The Sonoma County Board of Supervisors on Tuesday will consider zoning changes that would open up more land, including some agricultural, industrial and business parcels, to commercial-scale renewable energy projects.</CW>
The changes also would ease energy generation limits on non-commercial renewable systems installed for homes and businesses. It would lift them entirely for systems covering roofs or parking areas.
<CW-30>The proposed changes, which focus largely on solar systems, come as the county seeks to launch a public power agency that relies more heavily on electricity from renewable sources, including locally generated power.
</CW>The zoning changes, plus two related amendments to the county General Plan, are separate from the power agency proposal and have been in the works for several years, said Jane Riley, a county planner.
But they would help facilitate some of the power agency's goals, which call for a greater supply from a community-scale network.

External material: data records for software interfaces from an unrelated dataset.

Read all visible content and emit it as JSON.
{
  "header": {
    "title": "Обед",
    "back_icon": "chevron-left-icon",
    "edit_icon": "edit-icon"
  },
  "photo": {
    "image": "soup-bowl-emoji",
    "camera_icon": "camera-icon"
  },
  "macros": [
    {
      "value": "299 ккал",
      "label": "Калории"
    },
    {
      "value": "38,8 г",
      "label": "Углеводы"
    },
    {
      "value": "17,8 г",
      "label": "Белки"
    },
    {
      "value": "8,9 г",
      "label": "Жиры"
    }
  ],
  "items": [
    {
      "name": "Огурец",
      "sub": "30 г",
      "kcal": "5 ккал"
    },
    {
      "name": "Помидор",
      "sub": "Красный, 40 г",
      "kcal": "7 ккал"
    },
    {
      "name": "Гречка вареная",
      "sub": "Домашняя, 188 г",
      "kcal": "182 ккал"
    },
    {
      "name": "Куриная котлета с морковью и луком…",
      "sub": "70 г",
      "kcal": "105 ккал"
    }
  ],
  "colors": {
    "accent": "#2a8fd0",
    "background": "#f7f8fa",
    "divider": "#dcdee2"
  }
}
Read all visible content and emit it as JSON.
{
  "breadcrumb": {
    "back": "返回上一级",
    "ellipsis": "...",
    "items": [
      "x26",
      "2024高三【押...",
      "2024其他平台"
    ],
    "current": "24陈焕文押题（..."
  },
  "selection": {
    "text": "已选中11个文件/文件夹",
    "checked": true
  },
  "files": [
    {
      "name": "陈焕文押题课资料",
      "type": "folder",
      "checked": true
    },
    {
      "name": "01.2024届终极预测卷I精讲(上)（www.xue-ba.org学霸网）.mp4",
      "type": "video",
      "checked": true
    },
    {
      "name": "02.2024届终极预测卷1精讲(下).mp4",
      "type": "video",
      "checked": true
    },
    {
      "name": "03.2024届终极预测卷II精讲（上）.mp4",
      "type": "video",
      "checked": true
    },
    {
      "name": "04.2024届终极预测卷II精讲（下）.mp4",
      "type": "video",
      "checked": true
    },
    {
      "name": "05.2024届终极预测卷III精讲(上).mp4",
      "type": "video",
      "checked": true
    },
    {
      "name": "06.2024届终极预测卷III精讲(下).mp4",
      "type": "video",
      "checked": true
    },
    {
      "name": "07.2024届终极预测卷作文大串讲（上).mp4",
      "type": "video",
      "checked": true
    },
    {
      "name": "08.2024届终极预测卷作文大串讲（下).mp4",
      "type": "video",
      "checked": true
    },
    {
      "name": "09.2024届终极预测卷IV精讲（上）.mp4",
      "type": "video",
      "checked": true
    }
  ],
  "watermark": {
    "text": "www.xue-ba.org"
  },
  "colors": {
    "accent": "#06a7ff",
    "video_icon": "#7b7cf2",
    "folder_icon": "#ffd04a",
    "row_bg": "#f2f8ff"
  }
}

Commercial systems currently are possible only on "Resource and Rural Development" lands — the largest swath of the county, taking in 395,000 acres of mostly remote pasture and timberland — and on a smaller "Public Facilities" zone. The changes would expand the permitted areas to include non-prime farmland, most of it in the 180,000 acres zoned "Land Extensive Agriculture," and in about 3,000 acres of commercial and industrial land.
The changes would not throw open the door to energy development because few of the parcels are near transmission lines, Riley said.
<CW-22>Still, the revisions have drawn scrutiny from farming officials concerned about the conversion of productive ag lands. The county's valley bottom vineyard lands are mostly shielded from commercial projects. Caps would limit the size of systems on non-prime farmland and rural resource land to 30 percent of the parcel, or a maximum of 50 acres.</CW>
"Initially, they said 49 percent (for the cap). We said 'No way,' " said Tito Sasaki, president of the Sonoma County Farm Bureau.
Farmland properties protected under the tax-saving Williamson Act program would have a lower cap of 15 percent, or five acres, provided the contract allows for commercial energy projects.
Environmental advocates said large projects proposed for rural lands needed stronger public review through a General Plan change, rather than simply a use permit.
"Opening up vast areas of our county to fields of commercial solar panels by use permit only could have potentially adverse consequences," Dennis Rosatti, executive director of Sonoma County Conservation Action, wrote in a letter to the Board of Supervisors.
The changes would establish a new "Renewable Energy" zoning district under the General Plan for commercial projects.
They also would increase the output limit for non-commercial systems from 100 percent of the property's power needs to 125 percent and lift that limit entirely for rooftop and parking area systems.
You can reach Staff Writer Brett Wilkison at 521-5295 or firstname.lastname@example.org.